But before cereal took on loads of sugar, cartoon characters as marketing mascots and high profit margins of today, it was a food product of quite a different animal.  Cereal back then was quite literally hard to swallow. Made of dense bran nuggets the cereal was so hard it had to be soaked overnight to make digestion not so taxing. Its taste was pretty bland, too.

The Kellogg Brothers
Bran nuggets’ inventor Dr. James Caleb Jackson operated a sanitarium, a health resort of sorts, in which patrons would come to convalesce, improve their health or enjoy the restorative spa treatments available. One of the patrons would go on to form the Seventh Day Adventist religion. One of the members of her new church was John Kellogg, a skilled surgeon whose dedication to healthy food for his patients led to the creation of granola. 

With the help of his brother, Will Kellogg, the pair would continue to invent healthy, meatless breakfast foods until inadvertently concocting a process that allowed wheat to flake. Two years later corn flakes were formulated and they became an immediate success.

Charles William Post
Charles William Post would get in on the act while recuperating from his second nervous breakdown in 1893. He just so happened to be at the same sanitarium that the Kellogg brothers attended.  His visit there inspired him to open his own spa and to further his interest in coffee products and breakfast foods. By 1897, he was selling what is today known as Grape-nuts and his own brand of corn flakes otherwise known as Post Toasties.

Sweetened Cereal
By 1939, thanks to sugar and marketing savvy, cereal as a health food started to change. That’s when the first sweetened cereal, Ranger Joe Popped Wheat Honnie appeared in grocery stores, which would set the trend for a sweetened product that appealed to children. Radio and TV ads also advanced the popularity of cereal with cartoon characters appearing on the box and the box appearing or being mentioned in cartoons and stories. 

Cereal Facts
Cap’n Crunch’s full name is Horatio Magellan Crunch. He was born on Crunch Island in the Sea of Milk. In 2013, a food blogger noticed the Cap’n’s uniform only sported three stripes instead of four. This would make him a Navy Commander, a step down from a true Captain. When word got out, Cap’n Crunch declared on Twitter, “Of course I’m a Cap’n! It’s the Crunch—not the clothes—that make a man.”

Kix cereal issued its atomic-energy inspired Lone Ranger ring in 1947. The ring actually contained trace amounts of radioactive polonium which glowed. Sadly, the material inside the rings had a short shelf life and none in existence work today.
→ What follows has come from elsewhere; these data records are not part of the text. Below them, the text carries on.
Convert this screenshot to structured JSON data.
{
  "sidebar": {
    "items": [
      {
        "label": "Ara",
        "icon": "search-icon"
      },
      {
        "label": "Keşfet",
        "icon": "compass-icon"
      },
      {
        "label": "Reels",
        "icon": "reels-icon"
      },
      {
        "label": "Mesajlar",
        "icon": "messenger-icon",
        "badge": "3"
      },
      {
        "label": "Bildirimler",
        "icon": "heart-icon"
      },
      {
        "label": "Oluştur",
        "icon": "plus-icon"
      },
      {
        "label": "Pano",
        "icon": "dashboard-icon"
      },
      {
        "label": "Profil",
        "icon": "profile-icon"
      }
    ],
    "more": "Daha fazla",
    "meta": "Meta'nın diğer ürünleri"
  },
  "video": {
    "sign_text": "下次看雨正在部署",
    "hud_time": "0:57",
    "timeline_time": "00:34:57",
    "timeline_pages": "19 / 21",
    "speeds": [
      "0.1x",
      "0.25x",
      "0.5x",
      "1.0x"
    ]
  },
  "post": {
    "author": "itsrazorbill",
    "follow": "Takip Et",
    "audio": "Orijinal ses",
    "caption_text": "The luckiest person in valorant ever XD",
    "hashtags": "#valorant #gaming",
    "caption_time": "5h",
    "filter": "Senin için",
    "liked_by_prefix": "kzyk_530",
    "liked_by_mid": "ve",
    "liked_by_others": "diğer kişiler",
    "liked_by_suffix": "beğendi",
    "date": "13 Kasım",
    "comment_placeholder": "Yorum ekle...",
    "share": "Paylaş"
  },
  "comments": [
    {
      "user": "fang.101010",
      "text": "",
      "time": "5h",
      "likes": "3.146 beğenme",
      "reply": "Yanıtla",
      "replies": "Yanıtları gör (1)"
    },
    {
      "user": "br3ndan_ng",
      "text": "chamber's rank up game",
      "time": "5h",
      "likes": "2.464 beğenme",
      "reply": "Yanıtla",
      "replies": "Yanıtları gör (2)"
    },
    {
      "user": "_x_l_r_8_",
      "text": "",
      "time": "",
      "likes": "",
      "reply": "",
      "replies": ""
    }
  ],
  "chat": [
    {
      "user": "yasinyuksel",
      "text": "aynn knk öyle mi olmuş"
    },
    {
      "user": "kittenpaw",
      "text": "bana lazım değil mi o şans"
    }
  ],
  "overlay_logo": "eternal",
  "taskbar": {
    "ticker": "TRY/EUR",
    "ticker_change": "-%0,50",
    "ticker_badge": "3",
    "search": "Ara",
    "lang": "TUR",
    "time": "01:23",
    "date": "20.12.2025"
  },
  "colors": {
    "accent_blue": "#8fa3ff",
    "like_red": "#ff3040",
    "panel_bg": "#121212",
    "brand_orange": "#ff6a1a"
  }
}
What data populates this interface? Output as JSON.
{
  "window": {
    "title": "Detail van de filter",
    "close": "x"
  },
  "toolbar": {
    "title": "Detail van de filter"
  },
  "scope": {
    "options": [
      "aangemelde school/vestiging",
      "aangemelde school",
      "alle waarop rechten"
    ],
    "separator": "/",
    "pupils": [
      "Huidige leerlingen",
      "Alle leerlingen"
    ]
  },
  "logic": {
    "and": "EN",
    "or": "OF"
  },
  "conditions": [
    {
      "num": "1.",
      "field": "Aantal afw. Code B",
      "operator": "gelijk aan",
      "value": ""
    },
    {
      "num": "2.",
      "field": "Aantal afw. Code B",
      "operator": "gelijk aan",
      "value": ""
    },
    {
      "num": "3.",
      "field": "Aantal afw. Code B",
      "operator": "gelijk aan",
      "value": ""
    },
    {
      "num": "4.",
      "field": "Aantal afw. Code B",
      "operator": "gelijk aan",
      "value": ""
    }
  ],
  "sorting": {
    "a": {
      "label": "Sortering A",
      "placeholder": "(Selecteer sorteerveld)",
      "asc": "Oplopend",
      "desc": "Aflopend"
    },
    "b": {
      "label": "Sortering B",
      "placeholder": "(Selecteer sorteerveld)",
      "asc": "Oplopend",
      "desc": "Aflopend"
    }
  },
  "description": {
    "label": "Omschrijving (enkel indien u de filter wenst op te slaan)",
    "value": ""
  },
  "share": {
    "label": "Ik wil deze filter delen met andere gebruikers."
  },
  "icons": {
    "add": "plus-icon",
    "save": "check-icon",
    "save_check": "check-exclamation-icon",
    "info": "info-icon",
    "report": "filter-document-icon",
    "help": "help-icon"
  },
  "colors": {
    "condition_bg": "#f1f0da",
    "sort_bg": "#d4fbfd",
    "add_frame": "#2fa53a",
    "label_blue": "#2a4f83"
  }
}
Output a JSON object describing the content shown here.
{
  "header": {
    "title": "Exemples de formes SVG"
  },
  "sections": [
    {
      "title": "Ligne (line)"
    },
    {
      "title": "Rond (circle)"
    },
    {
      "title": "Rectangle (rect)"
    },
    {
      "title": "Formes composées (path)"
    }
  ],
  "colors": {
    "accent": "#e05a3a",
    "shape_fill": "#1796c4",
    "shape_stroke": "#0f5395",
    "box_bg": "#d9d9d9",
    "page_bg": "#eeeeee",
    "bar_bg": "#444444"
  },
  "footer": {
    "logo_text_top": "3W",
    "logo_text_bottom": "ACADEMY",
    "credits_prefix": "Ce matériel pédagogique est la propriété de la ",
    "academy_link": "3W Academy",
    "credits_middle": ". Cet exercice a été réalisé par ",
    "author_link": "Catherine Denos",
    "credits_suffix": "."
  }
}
Of the more than 314 million people in the U.S., 49 per cent start their day with a bowl of cereal.

Astronauts from Apollo 11 boosted their brain power while in space with a cereal breakfast. The cereal was mixed with fruit and pressed into cubes since the lack of gravity kept the astronauts from pouring it into a bowl with milk.

There are 2.7 billion boxes -- enough to wrap around the earth thirteen times -- of cereal sold every year.

National Crown Roast of Pork Day


A crown fit for a serious fan of the other white meat - March 7 is National Crown Roast of Pork Day!

Turn your normal meal into a royal feast with this white-capped crown of pork glory.

Known as the crown roast, pork loin is gathered into a circle with the rib bones pointing upwards like the peaks of a crown. Usually, this contains two rib racks, or 12 ribs from one pork loin, tied together with twine. This also means "Frenching" the ribs - slightly cutting and cracking the bone so they can be molded into a crown.

The meatiest part of the impressive crown roast is at the bottom, facing inwards. And any serious pork fan knows that the rib portion of the loin is one of the choicest and tastiest cuts.

A holiday entree fit for a king, or just worthy of celebrating the fact that it's Wednesday, the convenient crown shape also enables you to fill up the center with stuffing - so do with that what you will.

Serve a stately supper with this crown roast of pork, roasted garlic and gravy. It just may make a royal impression on that certain someone.